[Excerpts from an interface dataset]
= Beginning of Section =

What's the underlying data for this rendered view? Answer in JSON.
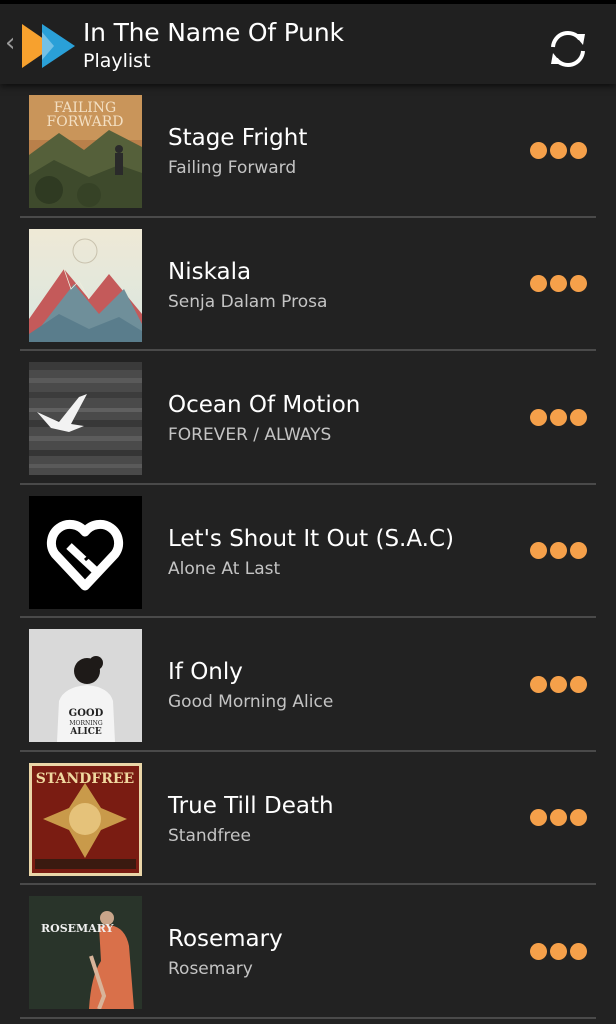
{
  "header": {
    "title": "In The Name Of Punk",
    "subtitle": "Playlist",
    "up_caret": "‹",
    "logo_icon": "app-logo-icon",
    "sync_icon": "sync-icon"
  },
  "colors": {
    "background": "#222222",
    "action_bar": "#202020",
    "accent_orange": "#f5a04a",
    "logo_orange": "#f7a12e",
    "logo_blue": "#2aa0d8",
    "divider": "#4a4a4a"
  },
  "tracks": [
    {
      "title": "Stage Fright",
      "artist": "Failing Forward",
      "art_text": [
        "FAILING",
        "FORWARD"
      ],
      "more_icon": "more-dots-icon"
    },
    {
      "title": "Niskala",
      "artist": "Senja Dalam Prosa",
      "more_icon": "more-dots-icon"
    },
    {
      "title": "Ocean Of Motion",
      "artist": "FOREVER / ALWAYS",
      "more_icon": "more-dots-icon"
    },
    {
      "title": "Let's Shout It Out (S.A.C)",
      "artist": "Alone At Last",
      "more_icon": "more-dots-icon"
    },
    {
      "title": "If Only",
      "artist": "Good Morning Alice",
      "art_text": [
        "GOOD",
        "MORNING",
        "ALICE"
      ],
      "more_icon": "more-dots-icon"
    },
    {
      "title": "True Till Death",
      "artist": "Standfree",
      "art_text": [
        "STANDFREE"
      ],
      "more_icon": "more-dots-icon"
    },
    {
      "title": "Rosemary",
      "artist": "Rosemary",
      "art_text": [
        "ROSEMARY"
      ],
      "more_icon": "more-dots-icon"
    }
  ]
}
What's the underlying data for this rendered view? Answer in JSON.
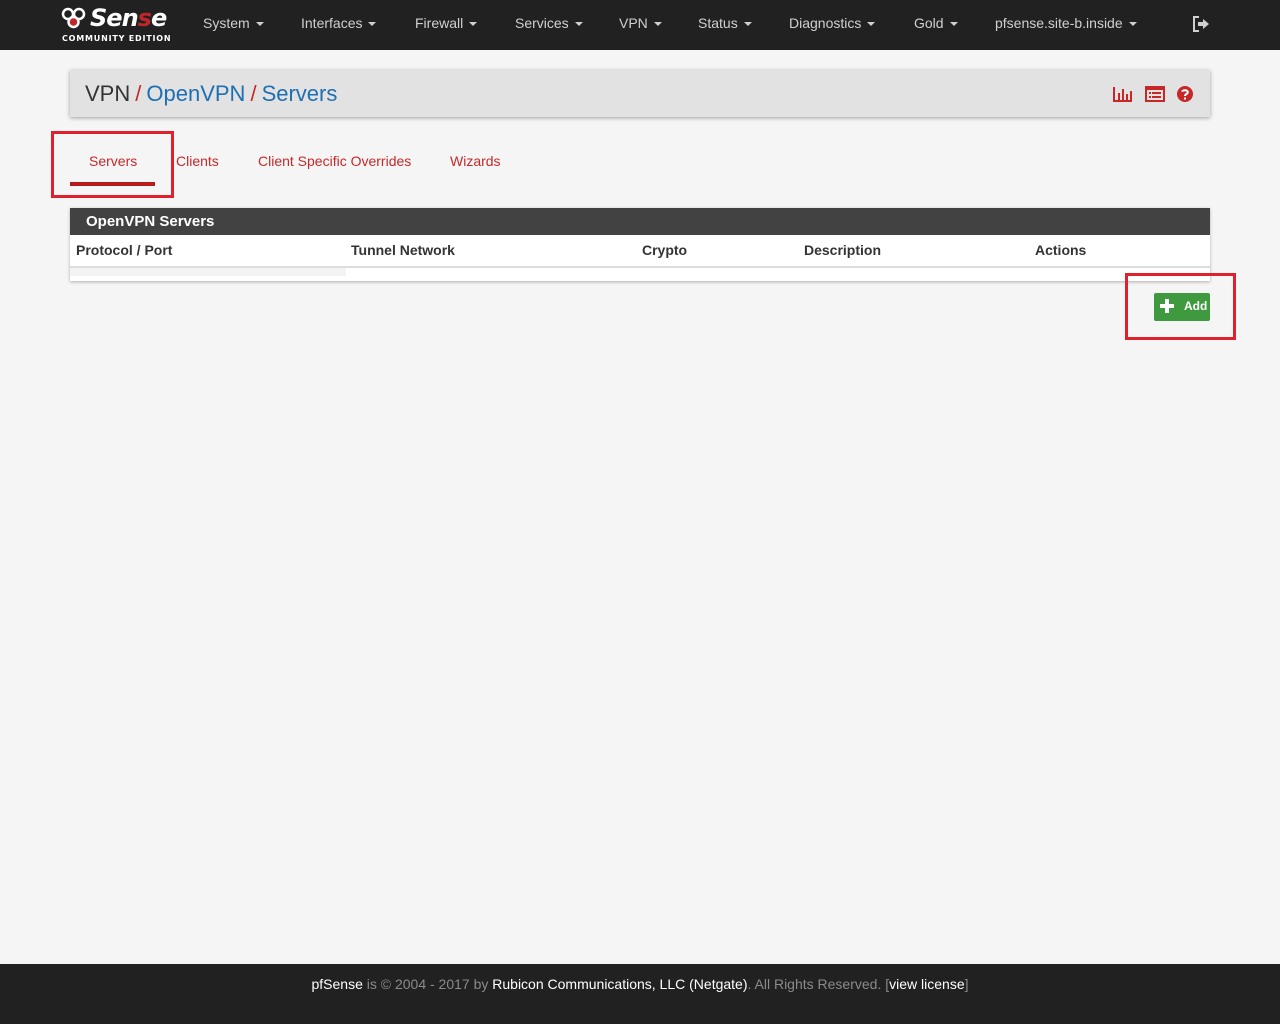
{
  "brand": {
    "logo_text_a": "Sen",
    "logo_text_b": "s",
    "logo_text_c": "e",
    "edition": "COMMUNITY EDITION",
    "accent": "#c0262a"
  },
  "nav": {
    "items": [
      {
        "label": "System"
      },
      {
        "label": "Interfaces"
      },
      {
        "label": "Firewall"
      },
      {
        "label": "Services"
      },
      {
        "label": "VPN"
      },
      {
        "label": "Status"
      },
      {
        "label": "Diagnostics"
      },
      {
        "label": "Gold"
      },
      {
        "label": "pfsense.site-b.inside"
      }
    ],
    "logout_icon": "logout-icon"
  },
  "breadcrumb": {
    "root": "VPN",
    "sep": "/",
    "level2": "OpenVPN",
    "level3": "Servers",
    "icons": [
      "bar-chart-icon",
      "list-icon",
      "help-icon"
    ]
  },
  "tabs": [
    {
      "label": "Servers",
      "active": true
    },
    {
      "label": "Clients"
    },
    {
      "label": "Client Specific Overrides"
    },
    {
      "label": "Wizards"
    }
  ],
  "servers_panel": {
    "title": "OpenVPN Servers",
    "columns": [
      "Protocol / Port",
      "Tunnel Network",
      "Crypto",
      "Description",
      "Actions"
    ],
    "rows": []
  },
  "add_button": {
    "label": "Add",
    "icon": "plus-icon",
    "color": "#3f9a3f"
  },
  "footer": {
    "product": "pfSense",
    "middle": " is © 2004 - 2017 by ",
    "company": "Rubicon Communications, LLC (Netgate)",
    "rights": ". All Rights Reserved. [",
    "license_link": "view license",
    "end": "]"
  }
}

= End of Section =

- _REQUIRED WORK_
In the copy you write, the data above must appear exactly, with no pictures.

- _ANSWER TO THE EXERCISE_
What's the underlying data for this rendered view? Answer in JSON.
{
  "header": {
    "title": "In The Name Of Punk",
    "subtitle": "Playlist",
    "up_caret": "‹",
    "logo_icon": "app-logo-icon",
    "sync_icon": "sync-icon"
  },
  "colors": {
    "background": "#222222",
    "action_bar": "#202020",
    "accent_orange": "#f5a04a",
    "logo_orange": "#f7a12e",
    "logo_blue": "#2aa0d8",
    "divider": "#4a4a4a"
  },
  "tracks": [
    {
      "title": "Stage Fright",
      "artist": "Failing Forward",
      "art_text": [
        "FAILING",
        "FORWARD"
      ],
      "more_icon": "more-dots-icon"
    },
    {
      "title": "Niskala",
      "artist": "Senja Dalam Prosa",
      "more_icon": "more-dots-icon"
    },
    {
      "title": "Ocean Of Motion",
      "artist": "FOREVER / ALWAYS",
      "more_icon": "more-dots-icon"
    },
    {
      "title": "Let's Shout It Out (S.A.C)",
      "artist": "Alone At Last",
      "more_icon": "more-dots-icon"
    },
    {
      "title": "If Only",
      "artist": "Good Morning Alice",
      "art_text": [
        "GOOD",
        "MORNING",
        "ALICE"
      ],
      "more_icon": "more-dots-icon"
    },
    {
      "title": "True Till Death",
      "artist": "Standfree",
      "art_text": [
        "STANDFREE"
      ],
      "more_icon": "more-dots-icon"
    },
    {
      "title": "Rosemary",
      "artist": "Rosemary",
      "art_text": [
        "ROSEMARY"
      ],
      "more_icon": "more-dots-icon"
    }
  ]
}
What's the underlying data for this rendered view? Answer in JSON.
{
  "brand": {
    "logo_text_a": "Sen",
    "logo_text_b": "s",
    "logo_text_c": "e",
    "edition": "COMMUNITY EDITION",
    "accent": "#c0262a"
  },
  "nav": {
    "items": [
      {
        "label": "System"
      },
      {
        "label": "Interfaces"
      },
      {
        "label": "Firewall"
      },
      {
        "label": "Services"
      },
      {
        "label": "VPN"
      },
      {
        "label": "Status"
      },
      {
        "label": "Diagnostics"
      },
      {
        "label": "Gold"
      },
      {
        "label": "pfsense.site-b.inside"
      }
    ],
    "logout_icon": "logout-icon"
  },
  "breadcrumb": {
    "root": "VPN",
    "sep": "/",
    "level2": "OpenVPN",
    "level3": "Servers",
    "icons": [
      "bar-chart-icon",
      "list-icon",
      "help-icon"
    ]
  },
  "tabs": [
    {
      "label": "Servers",
      "active": true
    },
    {
      "label": "Clients"
    },
    {
      "label": "Client Specific Overrides"
    },
    {
      "label": "Wizards"
    }
  ],
  "servers_panel": {
    "title": "OpenVPN Servers",
    "columns": [
      "Protocol / Port",
      "Tunnel Network",
      "Crypto",
      "Description",
      "Actions"
    ],
    "rows": []
  },
  "add_button": {
    "label": "Add",
    "icon": "plus-icon",
    "color": "#3f9a3f"
  },
  "footer": {
    "product": "pfSense",
    "middle": " is © 2004 - 2017 by ",
    "company": "Rubicon Communications, LLC (Netgate)",
    "rights": ". All Rights Reserved. [",
    "license_link": "view license",
    "end": "]"
  }
}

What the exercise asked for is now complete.